It turns out MSM reporters are either ignorant of the facts or lazily looking for an easy story. Just like our representatives in Washington who want to be seen defending our wallets in an election year. As we peak or plateau in global oil production in advance of the coming decline, supplies of crude will be tight and hypersensitive to disruptions and speculation. These are the symptoms, the coughing, sore throat and sneezing associated with the underlining ailment. In truth we’re being to feel the effects of peak oil but no one in government or MSM is willing or able to correctly diagnose the disease.

The profits margins of big oil are inline with those of other U.S. corporations. Many other companies are making bigger profits than those in oil. For example…

“Newspapers, part of the media that criticize oil profits, heavily outperformed Exxon in 2004. “The average 2004 operating margin of publicly owned newspapers… was 20.5 [percent],” the Los Angeles Times cited industry analyst John Morton in its Nov. 24, 2005, paper.

What do you say to that MSM?

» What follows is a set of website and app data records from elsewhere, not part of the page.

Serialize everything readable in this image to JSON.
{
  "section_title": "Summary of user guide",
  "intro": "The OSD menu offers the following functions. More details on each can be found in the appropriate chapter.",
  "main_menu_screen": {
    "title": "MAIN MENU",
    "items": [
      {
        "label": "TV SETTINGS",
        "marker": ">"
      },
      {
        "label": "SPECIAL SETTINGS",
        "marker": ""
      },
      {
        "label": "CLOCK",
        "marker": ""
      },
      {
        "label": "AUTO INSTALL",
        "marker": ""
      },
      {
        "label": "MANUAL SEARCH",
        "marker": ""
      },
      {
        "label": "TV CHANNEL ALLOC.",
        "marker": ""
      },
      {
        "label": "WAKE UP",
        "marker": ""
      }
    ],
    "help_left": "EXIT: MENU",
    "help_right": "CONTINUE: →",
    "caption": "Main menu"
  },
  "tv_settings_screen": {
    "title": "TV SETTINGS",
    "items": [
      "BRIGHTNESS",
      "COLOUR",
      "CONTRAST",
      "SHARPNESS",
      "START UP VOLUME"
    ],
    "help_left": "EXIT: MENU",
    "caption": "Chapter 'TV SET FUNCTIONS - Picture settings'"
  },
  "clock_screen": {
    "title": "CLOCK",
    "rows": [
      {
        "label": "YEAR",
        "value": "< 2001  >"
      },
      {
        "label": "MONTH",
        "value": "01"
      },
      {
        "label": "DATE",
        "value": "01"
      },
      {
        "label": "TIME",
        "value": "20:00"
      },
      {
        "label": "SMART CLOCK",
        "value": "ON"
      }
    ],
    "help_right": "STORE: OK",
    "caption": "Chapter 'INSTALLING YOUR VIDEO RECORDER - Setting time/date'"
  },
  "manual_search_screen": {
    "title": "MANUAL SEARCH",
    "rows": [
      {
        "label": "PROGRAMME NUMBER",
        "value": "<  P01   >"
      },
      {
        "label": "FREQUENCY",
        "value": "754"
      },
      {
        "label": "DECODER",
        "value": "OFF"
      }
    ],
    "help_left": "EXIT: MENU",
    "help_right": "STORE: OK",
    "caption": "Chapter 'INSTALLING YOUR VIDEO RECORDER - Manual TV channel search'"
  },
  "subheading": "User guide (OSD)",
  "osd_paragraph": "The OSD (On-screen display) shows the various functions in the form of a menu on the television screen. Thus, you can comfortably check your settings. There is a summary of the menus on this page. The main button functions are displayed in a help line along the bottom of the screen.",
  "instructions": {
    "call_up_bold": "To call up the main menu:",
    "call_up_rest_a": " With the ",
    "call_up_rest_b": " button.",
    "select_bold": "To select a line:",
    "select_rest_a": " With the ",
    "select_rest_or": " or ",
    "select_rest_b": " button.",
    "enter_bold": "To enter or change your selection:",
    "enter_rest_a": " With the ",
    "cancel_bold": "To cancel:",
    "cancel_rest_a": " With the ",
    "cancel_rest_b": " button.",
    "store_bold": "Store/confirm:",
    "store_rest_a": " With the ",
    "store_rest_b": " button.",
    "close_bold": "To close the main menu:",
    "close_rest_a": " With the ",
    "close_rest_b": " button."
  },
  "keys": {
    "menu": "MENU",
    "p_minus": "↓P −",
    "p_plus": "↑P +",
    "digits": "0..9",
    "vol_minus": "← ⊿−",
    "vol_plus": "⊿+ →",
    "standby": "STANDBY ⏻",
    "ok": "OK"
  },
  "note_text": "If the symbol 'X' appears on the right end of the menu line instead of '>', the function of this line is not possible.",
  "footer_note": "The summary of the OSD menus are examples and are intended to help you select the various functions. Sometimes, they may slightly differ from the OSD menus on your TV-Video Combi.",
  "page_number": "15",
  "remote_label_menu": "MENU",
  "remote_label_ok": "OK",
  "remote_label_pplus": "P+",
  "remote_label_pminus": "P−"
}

The Mail Tribune of Oregon reports more accurately on the state of profits in the oil sector, “The industry says among oil companies that have reported earnings this quarter, profit margins have averaged nearly 9 percent, which is just below the average across all U.S. companies that have reported results this quarter. Exxon Mobil had a profit margin of about 10 percent.”

Free Market Project says, “While Exxon’s profit is large in terms of absolute dollars, but so is the company. In 2005, profits for the world’s largest oil company were only 9.7 percent of its revenues, up from 9.6 percent of revenue in 2004, and far less than the 2004 Bank of America profit margin of 21.6 percent or Johnson and Johnson’s 18 percent, according to data from Forbes magazine. points to more big winners. “The net profit margin of the pharmaceutical drug manufacturing industry is 16.9%. For example, Merck and Pfizer have net profit margins of 20.4% and 15.5%, respectively.”

"The money center banking industry, which includes Wachovia, CitiGroup and Banc of America, reports a net profit margin of 16.6%. Microsoft and Oracle have margins of 30.8% and 23.4%.”

What was the profit margin for Exxon in 2005 again? Answer 9.6%. And the average among companies in the oil industry reporting for the first quarter of 2006? Answer, “net profit margins are 9.1%.”

Listen, I don’t like big oil. I think history will prove them and their industry as one of the most wasteful and destructive associations in human history. And I certainly don’t suggest trusting everything they pronounce but hell, The Hershey Company has a better profit margin than Exxon. Trying to blame the rising cost of gasoline on gouging by Big Oil is silly and unfounded; not to mention it takes the spotlight off the coming crisis. Peak oil is arriving. Wake up to the reality and then help others do the same.


crz53 said...

Profit margins, duh! Why didn't I think of this? Great post. I'll be sure to reference it next time someone complains about how we're getting screwed by the oil companies.
Out of curiosity, I wonder what the cost of gas in other countries has done relative to the U.S.? I know that as a rule most other industrialized nation pay way more than we do per gallon, but has there cost gone up similarly to ours? Hmmm...
- Mike Lorenz

Anonymous said...

What!! You're no longer a communist?

nulinegvgv said...

I have never been in favor of state-supported communism. I did however loan my lawnmower to a neighbor this past weekend. His has broken and I’ve offered to share mine with him as an alternative to him buying another lawnmower. I didn’t ask for anything in return. I hope Senator McCarthy doesn’t hear about this.